### Goal of the exercise
What is the number of lines in these records that hold the word "question"? Reply with that number alone.

Excerpts from an interface dataset:
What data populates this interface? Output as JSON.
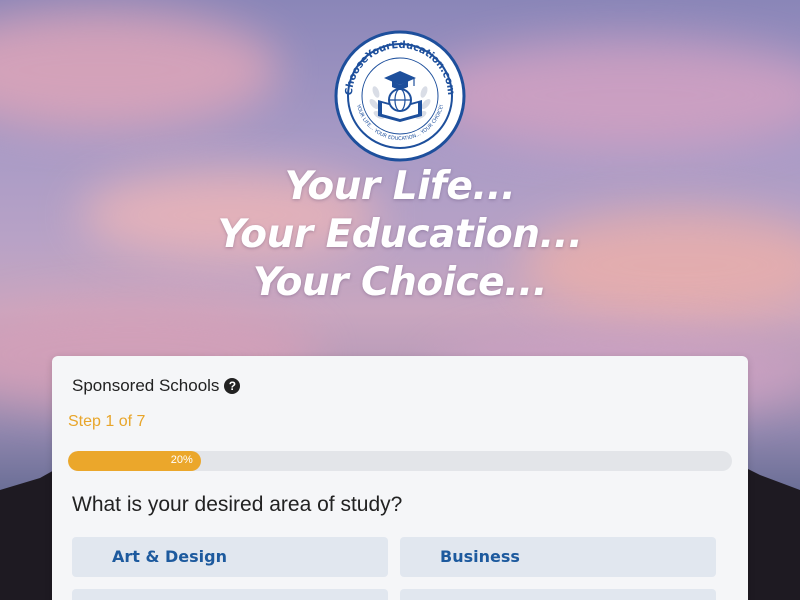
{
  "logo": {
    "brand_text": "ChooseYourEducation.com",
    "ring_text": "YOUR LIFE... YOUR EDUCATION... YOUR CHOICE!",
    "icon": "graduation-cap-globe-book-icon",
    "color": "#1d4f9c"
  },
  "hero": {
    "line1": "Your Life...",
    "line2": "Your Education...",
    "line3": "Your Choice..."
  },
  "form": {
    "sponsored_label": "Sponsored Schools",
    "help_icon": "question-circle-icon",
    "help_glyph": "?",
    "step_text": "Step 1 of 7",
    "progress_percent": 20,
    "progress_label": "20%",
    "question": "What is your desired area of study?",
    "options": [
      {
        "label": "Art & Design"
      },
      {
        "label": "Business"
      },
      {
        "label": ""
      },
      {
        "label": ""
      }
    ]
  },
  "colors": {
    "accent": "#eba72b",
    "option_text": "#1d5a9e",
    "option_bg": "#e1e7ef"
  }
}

### Task output
2